The Simon Bolivar orchestra has grown out of the main Sistema charity, which first gave hope through music to deprived Venezuelan children, and is now a worldwide movement which transforms children’s futures through classical music.
The effect of the Big Noise programme has been profound, with the children increasingly committed as they progress towards an exceptional standard. And the joy that shone in the eyes of the Raploch kids as they tooted their way through their public performance (made all the more charming by its exuberant amateurism) showed the importance of giving children a sense of worth and purpose.
Independent research reveals "Big Noise is having a positive impact on children’s personal and social development, including increased confidence, self-esteem … a sense of responsibility and positive behaviour change."
Which all goes to show just how beneficial the arts are in creating a better society.
Here on the IW, we have an initiative which is as effective and important as worldwide charities such as Sistema. Independent Arts was founded in 1987 and is celebrating 25 years of making a real difference to IW people from disadvantaged backgrounds, particularly the elderly, those with learning difficulties and the disabled.
Its first director was Carol Martys, now a patron of the charity, who had previously run a drama group at Parkhurst Prison.
Independent Arts initially trained musicians, artists and dancers to teach and entertain the elderly and those with learning disabilities. Since then, its remit has grown and it organises all sorts of arts-based projects across the Island.
Singabout gives music therapy to dementia sufferers, and is a proven way of stimulating and even improving their condition. Other activities include photography, arts and crafts, and memory and reminiscence sessions.
"We have worked with a huge number of vulnerable people," says project manager Caroline Ash.
"There is particular satisfaction in finding out about elderly people’s past experiences.
"It’s easy to forget people in residential homes have often had amazing lives. One lady told us she used to be a milliner. Nobody had known but we gave her a pen and paper and she drew a hat. We discovered another lady had been a land girl."
"We want to branch out to more vulnerable people, such as the unemployed or those with depression" says Caroline. "But we’re not as well known on the Island as we need to be."
The 25th birthday of Independent Arts is not just a milestone but an opportunity for the Island to recognise the exceptional work done by the charity. In a society which seems so often broken, Independent Arts gives hope and enjoyment to those who might otherwise be ignored, and its wider benefits are immense.

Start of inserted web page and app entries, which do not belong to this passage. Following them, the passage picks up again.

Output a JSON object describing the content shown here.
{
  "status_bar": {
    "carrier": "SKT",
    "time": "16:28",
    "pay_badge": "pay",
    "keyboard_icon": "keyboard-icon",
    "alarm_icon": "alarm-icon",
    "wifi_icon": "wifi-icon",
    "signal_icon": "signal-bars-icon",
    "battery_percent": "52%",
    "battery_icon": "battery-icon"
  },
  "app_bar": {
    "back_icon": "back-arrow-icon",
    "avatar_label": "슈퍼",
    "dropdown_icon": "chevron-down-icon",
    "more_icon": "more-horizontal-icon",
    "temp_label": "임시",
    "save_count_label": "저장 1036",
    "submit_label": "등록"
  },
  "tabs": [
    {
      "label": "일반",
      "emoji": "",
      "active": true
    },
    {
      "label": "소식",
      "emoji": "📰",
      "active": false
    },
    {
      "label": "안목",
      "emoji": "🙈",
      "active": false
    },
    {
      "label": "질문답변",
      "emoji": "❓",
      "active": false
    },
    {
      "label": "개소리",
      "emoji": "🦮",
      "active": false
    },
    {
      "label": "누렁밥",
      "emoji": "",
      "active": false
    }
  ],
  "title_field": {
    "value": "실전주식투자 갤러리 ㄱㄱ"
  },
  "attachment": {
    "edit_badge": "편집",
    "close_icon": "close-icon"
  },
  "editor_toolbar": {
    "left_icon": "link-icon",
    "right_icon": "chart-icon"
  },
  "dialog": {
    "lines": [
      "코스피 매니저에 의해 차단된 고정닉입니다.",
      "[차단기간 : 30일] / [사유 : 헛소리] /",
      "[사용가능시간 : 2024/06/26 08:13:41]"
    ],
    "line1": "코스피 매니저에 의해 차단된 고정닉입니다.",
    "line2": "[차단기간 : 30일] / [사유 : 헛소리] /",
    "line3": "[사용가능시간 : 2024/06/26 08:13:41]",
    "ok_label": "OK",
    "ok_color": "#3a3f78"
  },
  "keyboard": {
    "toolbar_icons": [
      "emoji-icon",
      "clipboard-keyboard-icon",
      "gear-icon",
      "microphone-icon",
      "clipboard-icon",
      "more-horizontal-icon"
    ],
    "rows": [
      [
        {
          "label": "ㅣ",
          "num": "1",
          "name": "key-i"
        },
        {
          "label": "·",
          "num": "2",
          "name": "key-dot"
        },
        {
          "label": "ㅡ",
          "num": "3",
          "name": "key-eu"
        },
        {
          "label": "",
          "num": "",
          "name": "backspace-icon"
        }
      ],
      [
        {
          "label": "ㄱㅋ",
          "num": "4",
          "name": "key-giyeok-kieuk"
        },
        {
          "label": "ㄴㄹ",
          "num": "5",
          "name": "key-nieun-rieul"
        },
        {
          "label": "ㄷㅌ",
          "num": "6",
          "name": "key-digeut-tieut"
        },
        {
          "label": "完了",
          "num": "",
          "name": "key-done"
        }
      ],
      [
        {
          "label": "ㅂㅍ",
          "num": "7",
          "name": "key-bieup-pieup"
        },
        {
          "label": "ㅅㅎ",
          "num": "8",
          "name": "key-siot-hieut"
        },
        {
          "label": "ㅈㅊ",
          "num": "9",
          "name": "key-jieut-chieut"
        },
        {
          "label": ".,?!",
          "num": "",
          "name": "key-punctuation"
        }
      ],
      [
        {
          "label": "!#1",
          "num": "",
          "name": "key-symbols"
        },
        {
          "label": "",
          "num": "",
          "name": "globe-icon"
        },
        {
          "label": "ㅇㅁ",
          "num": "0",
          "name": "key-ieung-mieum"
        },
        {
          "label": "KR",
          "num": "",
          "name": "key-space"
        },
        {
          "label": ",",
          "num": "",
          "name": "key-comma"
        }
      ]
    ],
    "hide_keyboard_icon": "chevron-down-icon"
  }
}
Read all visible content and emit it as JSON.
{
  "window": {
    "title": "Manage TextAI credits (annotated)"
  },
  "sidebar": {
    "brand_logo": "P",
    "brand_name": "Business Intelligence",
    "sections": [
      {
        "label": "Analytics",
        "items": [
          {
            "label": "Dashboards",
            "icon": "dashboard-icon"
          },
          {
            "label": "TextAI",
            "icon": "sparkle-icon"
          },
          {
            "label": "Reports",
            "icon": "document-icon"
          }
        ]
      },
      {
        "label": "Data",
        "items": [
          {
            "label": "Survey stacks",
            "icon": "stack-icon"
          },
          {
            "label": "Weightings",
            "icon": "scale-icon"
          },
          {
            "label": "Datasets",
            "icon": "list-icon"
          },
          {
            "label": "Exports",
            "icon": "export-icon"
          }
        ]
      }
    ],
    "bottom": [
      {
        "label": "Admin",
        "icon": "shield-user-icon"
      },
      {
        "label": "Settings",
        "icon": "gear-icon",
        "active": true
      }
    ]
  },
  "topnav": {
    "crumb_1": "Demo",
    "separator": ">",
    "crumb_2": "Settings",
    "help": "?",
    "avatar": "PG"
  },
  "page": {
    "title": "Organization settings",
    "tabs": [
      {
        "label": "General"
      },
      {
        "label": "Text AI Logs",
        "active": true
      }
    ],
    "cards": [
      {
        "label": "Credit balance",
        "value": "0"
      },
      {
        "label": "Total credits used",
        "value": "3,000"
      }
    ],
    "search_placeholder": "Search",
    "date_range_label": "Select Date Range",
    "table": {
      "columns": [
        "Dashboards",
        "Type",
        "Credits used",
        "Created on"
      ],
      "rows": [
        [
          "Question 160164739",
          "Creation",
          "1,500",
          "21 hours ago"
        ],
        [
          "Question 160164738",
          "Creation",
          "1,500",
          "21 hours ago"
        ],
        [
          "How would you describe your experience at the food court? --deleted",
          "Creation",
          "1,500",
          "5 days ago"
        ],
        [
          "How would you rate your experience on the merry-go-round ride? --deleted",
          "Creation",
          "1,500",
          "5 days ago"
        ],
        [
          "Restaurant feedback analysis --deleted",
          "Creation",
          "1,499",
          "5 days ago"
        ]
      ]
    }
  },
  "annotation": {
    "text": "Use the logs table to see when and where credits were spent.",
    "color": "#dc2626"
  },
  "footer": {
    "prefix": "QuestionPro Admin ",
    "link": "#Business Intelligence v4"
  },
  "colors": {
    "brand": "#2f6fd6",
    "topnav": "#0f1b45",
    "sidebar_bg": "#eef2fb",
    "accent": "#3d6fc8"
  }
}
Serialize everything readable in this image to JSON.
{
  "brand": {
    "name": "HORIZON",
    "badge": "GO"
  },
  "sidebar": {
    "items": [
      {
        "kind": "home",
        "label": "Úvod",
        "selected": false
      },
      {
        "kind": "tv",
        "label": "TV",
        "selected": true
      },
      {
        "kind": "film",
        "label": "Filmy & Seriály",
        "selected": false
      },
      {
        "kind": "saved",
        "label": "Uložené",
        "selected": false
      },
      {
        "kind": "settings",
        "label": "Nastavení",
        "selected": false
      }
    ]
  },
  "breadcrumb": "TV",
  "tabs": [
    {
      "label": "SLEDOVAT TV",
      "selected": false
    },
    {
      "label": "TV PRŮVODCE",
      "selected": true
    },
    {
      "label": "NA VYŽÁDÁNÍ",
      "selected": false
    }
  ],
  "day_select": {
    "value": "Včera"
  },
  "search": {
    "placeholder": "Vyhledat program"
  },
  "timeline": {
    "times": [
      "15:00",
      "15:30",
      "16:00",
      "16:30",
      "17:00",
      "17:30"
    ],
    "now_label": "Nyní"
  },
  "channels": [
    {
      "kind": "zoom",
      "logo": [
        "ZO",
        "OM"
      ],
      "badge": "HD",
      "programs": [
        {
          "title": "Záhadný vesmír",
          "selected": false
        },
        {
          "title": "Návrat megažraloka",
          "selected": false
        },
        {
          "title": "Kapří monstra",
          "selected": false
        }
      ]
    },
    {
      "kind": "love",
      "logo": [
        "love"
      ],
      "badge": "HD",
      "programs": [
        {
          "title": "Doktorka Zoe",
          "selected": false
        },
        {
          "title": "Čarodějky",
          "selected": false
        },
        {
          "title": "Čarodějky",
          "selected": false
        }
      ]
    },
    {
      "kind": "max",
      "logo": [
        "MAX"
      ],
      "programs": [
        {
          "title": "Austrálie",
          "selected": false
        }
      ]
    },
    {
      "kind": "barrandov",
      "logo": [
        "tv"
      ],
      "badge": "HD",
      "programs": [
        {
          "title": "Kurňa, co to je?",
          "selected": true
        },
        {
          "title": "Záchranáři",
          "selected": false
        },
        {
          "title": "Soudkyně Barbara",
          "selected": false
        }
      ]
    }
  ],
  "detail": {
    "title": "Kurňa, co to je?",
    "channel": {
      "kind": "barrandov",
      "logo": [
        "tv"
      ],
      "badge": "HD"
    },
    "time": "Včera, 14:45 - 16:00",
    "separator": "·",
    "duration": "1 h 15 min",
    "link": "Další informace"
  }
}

It’s a constant struggle to find the funding necessary to provide such excellent therapy but it is determined to do so. If you would like to help towards the continued work of this unique Island initiative, you can visit its website on independentarts.org.uk or contact them on 01983 822437.
A brilliant reaction, no problem
Independent Arts is realistic in acknowledging people’s problems and doing something about them. Elsewhere, the word "problem" has become entirely meaningless.
"No problem" is increasingly the stock rejoinder to, well, almost anything. You pay your bill in a restaurant. "No problem," says the waitress, as if handing her a whole load of money might have caused immeasurable obstacles.
You book an airline ticket. "No problem," says the clerk at the other end of the telephone. Well, why should there be a problem? Aren’t they just doing their job?
"No problem" carries with it the implication that you, the client, have caused them an immense amount of bother but that they have somehow gallantly overcome it.
Sometimes, however, as well as being "no problem", it’s "brilliant".
I recently had to give my name and address to an insurance firm. "Brilliant," said the girl every time I reached the end of a line.
What did she mean? That I had somehow surpassed the bounds of genius by being able to recite these simple facts?
It is all becoming quite a problem and very far from brilliant.